      Keep in mind that this flash is not TTL, it’s a fully manual flash so the camera will not recognize it in the settings.

      • Vicky La

        Thanks Carlos. Before I bought this YN560-III, I made sure it will be compatible with my Canon EOS Rebel T2i. I must have read the flash specifications incorrectly.

      • Christine Lord

        I have a Canon 7D and it doesnt detect this particular flash. I understand that its a fully manual flash, but how can I make my camera recognize my flash??? Thanks for helping!

        • CarlosDiazMontano

          When you said it doesn’t detect the flash you mean it does not fire on your 7D when you press the shutter? because this flash will not be detected on camera internal configuration but it works when you press the shutter.

  • Dipesh Guria

    I am planning to buy yongnuo 560-iii for my sony a58. I want to use them as off- camera flash in manual mode only .Will RF 603 work with the new sony a58 or a99 multi shoe interface ? If not can anybody suggest some wireless trigger other than RF 603,which will work with 560-iii?

    Please Reply.

  • liam

    Can I use this speed light (YONGNUO OEM YN-560 III )on my Nikon d3200 eg conected to it

  • roberto290800

    My yongnuo iii no powers on, where can I send it to repair it?

  • Neelen Patten

    Can this speedlight be used with a Pocketwizard plus iii?

  • Shakawat chowdhury

    i just have a question, does yn560 iii comes separately for nikon and canon?

    • John

      No, this is a fits all manual flash! They say Nikon/Canon etc in product descriptions. They could put any camera in the list which has a hotshoe.

  • Nathan
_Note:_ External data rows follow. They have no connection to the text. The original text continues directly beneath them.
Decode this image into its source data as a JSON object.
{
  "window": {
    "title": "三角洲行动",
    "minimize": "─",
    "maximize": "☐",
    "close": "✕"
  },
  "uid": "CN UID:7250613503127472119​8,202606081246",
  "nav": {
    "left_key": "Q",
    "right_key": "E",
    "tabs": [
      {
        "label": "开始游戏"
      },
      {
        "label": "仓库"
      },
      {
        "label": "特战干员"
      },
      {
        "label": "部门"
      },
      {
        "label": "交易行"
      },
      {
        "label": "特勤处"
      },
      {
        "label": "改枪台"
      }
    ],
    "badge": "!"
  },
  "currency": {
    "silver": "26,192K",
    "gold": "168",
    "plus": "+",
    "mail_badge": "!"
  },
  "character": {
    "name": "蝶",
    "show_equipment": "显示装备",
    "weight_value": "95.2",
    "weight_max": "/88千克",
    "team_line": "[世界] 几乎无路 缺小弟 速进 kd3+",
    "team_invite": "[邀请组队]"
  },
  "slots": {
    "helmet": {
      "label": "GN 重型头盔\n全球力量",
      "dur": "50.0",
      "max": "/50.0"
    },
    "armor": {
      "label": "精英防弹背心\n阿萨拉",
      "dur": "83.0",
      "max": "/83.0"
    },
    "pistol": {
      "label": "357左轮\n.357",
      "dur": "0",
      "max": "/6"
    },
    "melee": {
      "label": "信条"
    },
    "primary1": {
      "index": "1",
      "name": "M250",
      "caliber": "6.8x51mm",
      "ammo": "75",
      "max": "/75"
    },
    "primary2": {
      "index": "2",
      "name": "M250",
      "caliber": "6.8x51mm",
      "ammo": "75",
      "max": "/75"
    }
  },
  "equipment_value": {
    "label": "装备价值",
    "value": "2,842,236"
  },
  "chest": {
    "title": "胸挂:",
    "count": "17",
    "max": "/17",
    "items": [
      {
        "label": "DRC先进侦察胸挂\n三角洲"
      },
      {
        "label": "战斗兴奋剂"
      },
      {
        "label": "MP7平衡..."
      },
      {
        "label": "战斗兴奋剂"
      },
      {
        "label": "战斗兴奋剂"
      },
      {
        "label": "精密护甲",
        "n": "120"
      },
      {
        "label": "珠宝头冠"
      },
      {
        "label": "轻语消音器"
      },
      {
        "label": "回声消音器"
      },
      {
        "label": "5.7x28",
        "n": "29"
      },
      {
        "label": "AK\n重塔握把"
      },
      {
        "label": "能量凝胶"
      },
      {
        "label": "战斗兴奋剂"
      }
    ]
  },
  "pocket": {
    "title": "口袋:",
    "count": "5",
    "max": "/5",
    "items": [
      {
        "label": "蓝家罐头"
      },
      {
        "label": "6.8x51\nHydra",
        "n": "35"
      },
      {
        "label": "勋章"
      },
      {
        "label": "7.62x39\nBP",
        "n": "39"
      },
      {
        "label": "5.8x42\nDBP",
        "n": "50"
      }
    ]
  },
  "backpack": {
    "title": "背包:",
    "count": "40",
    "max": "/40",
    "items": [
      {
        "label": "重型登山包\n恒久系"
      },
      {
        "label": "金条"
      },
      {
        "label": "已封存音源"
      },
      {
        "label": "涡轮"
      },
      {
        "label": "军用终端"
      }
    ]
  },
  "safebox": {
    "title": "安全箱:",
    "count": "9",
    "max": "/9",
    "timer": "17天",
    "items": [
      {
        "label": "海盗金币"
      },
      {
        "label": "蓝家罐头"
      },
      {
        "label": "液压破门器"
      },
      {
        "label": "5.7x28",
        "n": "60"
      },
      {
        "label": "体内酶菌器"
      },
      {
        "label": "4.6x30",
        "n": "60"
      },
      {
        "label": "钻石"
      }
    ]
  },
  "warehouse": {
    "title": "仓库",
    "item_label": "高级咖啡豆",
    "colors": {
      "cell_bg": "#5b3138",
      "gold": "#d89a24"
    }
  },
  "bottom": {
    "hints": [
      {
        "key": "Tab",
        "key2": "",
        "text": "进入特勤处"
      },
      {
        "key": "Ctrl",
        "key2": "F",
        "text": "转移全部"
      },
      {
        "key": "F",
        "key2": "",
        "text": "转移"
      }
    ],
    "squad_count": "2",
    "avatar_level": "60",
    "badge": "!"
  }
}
    I am a complete newby to dslr’s and flash guns particularly. Can you tell me if I mount this on my Cannon 1100d can I use it fully automatic? Sorry if this such a basic question. I just don’t understand much about the flashes. It’s took me a year to get to grips with my dslr. Thanks in advance.

    • John

      No, Nathan, this is a fully Manual flash, it offers no TTL or automatic flash exposure with ANY camera. It simply allows you to reduce or increase its power/output over a wide range, in small increments, and you have to decide what power you need for each flash to match your lighting idea.

  • Brian Peixinho

    Is this article old? I have the YN560iii and a set of 603s. The 603 does indeed have a locking wheel and they now have a unit to control flashes power remotely. Amazon has a package with two 560iii’s and the commander. Insane deal.

    • The article is two years old. The original RF-603 did not have a locking wheel. You might have the updated version, the RF-603 II. Other products are newer still.

  • Sheree Zielke

    The test button works, but you must push extremely hard. I thought mine was not working, too. But tried a few more times with exaggerated pressure and finally got it to fire a test flash.

  • I have the YN-622-TXn (Nikon). Will I be able to control the power output on the TN-560-III with the YN-622-TXn